ABOUT THIS TASK:
Determine how many lines in the records hold "shadow", then give that number by itself.

RECORDS FOR THE TASK:
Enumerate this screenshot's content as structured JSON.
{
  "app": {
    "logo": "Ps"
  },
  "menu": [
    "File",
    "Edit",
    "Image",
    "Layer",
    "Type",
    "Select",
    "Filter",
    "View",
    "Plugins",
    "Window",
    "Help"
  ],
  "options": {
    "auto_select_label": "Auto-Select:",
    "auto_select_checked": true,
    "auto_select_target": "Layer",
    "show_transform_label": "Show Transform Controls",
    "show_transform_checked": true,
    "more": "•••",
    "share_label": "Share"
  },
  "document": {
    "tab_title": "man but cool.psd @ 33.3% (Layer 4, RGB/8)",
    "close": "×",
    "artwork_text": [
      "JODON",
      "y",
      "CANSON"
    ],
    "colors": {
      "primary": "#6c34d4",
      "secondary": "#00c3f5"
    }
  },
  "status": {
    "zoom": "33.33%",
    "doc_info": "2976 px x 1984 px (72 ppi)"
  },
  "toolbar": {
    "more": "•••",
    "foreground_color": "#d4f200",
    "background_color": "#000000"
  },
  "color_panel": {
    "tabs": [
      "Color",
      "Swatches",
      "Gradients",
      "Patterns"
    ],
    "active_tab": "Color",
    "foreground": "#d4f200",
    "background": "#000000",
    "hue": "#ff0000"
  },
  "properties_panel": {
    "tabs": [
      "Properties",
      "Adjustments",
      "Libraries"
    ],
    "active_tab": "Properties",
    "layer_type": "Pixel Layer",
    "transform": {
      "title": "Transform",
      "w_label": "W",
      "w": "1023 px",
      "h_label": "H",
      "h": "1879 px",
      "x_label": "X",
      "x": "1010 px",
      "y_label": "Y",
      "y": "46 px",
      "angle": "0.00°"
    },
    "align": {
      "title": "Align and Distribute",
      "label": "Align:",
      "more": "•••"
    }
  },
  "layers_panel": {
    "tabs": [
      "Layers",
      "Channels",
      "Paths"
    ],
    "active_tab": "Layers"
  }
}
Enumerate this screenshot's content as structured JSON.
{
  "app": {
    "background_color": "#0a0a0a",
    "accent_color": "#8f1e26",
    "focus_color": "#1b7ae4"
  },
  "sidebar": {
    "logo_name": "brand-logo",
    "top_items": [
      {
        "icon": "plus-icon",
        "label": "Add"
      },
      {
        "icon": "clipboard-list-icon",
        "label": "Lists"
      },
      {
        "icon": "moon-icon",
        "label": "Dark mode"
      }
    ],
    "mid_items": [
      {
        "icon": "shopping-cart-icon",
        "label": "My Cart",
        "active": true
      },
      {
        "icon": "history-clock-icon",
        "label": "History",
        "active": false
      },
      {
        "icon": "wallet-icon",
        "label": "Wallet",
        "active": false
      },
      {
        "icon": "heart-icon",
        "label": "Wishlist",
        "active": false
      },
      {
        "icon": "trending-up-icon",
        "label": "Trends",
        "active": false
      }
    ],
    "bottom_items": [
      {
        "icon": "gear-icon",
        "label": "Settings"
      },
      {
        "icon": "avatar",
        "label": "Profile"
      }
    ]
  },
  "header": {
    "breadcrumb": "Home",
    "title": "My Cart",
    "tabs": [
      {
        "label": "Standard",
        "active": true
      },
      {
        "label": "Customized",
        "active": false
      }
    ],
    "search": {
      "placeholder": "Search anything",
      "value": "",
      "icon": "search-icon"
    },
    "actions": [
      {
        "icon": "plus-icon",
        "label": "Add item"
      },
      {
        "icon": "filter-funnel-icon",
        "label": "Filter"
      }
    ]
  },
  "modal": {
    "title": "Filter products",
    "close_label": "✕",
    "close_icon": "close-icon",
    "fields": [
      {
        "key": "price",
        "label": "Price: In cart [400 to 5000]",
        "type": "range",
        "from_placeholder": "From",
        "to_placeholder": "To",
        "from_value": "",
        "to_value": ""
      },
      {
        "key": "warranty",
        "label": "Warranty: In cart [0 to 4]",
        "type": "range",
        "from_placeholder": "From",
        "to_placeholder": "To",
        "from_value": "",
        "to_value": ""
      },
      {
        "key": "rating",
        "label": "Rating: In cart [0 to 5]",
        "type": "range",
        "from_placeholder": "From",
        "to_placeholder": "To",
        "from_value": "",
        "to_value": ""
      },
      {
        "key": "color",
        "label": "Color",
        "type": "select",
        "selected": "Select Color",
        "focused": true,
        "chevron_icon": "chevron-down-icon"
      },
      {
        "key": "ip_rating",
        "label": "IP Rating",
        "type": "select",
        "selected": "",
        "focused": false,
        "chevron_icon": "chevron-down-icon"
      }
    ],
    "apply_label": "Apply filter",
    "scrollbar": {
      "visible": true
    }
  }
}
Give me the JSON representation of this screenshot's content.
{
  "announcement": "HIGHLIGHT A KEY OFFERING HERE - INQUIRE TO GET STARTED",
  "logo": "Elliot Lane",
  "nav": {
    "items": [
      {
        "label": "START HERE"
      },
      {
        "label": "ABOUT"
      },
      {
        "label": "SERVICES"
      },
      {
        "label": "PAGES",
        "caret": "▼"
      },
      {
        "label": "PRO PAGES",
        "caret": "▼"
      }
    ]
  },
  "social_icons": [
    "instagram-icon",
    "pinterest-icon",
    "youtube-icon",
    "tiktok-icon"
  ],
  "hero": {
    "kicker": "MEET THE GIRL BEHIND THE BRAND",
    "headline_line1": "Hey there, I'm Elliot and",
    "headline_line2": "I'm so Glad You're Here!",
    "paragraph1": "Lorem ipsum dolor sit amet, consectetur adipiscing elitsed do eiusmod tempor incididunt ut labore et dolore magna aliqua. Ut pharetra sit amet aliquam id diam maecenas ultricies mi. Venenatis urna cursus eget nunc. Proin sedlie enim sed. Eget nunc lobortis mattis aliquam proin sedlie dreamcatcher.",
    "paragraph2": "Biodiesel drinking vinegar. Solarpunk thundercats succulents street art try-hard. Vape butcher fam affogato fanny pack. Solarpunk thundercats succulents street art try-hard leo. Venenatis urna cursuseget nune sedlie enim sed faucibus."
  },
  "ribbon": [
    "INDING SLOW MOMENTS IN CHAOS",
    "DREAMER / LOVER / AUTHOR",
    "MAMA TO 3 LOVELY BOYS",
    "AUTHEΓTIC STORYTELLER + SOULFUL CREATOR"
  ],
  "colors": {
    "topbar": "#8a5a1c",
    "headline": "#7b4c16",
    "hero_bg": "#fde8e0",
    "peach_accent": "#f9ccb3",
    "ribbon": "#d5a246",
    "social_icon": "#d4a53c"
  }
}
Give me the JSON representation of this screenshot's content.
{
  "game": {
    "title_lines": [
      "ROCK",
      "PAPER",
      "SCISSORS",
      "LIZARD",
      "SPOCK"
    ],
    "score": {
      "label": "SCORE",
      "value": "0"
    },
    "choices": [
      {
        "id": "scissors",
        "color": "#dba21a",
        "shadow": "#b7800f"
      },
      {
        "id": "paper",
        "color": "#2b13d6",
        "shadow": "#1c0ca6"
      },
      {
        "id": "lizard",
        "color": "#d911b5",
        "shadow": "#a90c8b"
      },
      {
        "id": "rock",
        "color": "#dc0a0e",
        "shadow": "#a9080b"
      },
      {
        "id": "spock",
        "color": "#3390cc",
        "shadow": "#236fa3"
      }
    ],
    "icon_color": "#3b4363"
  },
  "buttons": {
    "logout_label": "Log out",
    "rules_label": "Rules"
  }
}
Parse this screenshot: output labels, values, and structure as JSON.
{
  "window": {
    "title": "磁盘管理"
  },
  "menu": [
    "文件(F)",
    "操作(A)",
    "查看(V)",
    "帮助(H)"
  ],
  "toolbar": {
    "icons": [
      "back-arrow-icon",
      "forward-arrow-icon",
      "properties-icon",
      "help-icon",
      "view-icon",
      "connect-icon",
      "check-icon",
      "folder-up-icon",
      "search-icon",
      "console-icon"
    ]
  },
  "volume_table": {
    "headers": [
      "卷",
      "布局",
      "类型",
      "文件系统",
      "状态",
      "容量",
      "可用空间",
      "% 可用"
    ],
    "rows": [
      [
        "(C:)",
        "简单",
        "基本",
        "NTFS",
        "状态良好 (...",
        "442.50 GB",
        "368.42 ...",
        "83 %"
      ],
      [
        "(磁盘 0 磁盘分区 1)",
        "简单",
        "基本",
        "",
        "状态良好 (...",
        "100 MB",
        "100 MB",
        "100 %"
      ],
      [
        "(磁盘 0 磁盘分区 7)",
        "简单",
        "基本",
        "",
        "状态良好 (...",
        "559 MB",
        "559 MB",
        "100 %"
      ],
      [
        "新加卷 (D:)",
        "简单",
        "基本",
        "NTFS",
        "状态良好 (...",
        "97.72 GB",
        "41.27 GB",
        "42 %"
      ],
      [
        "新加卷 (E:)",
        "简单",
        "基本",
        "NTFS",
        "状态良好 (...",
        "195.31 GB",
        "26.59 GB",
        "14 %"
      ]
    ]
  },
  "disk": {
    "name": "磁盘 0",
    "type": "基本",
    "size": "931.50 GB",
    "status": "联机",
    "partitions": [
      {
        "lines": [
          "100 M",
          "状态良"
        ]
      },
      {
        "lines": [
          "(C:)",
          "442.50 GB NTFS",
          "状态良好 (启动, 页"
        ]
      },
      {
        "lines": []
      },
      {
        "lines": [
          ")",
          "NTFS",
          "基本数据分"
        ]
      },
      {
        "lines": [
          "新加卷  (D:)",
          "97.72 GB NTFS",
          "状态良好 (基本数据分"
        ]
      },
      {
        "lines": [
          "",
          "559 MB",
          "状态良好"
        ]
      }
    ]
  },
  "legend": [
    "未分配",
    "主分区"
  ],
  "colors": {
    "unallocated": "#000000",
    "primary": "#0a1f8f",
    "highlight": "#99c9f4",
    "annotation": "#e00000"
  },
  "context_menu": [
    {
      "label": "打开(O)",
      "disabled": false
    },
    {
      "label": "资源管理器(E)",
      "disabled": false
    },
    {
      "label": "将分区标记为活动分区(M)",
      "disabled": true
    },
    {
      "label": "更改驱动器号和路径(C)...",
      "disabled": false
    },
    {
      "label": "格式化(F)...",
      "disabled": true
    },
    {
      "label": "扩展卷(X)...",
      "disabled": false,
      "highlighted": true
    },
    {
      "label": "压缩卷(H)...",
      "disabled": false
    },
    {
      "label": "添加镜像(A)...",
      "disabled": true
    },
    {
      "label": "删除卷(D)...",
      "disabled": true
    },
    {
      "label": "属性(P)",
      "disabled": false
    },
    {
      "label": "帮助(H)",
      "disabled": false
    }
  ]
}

PROBLEM SOLUTION:
5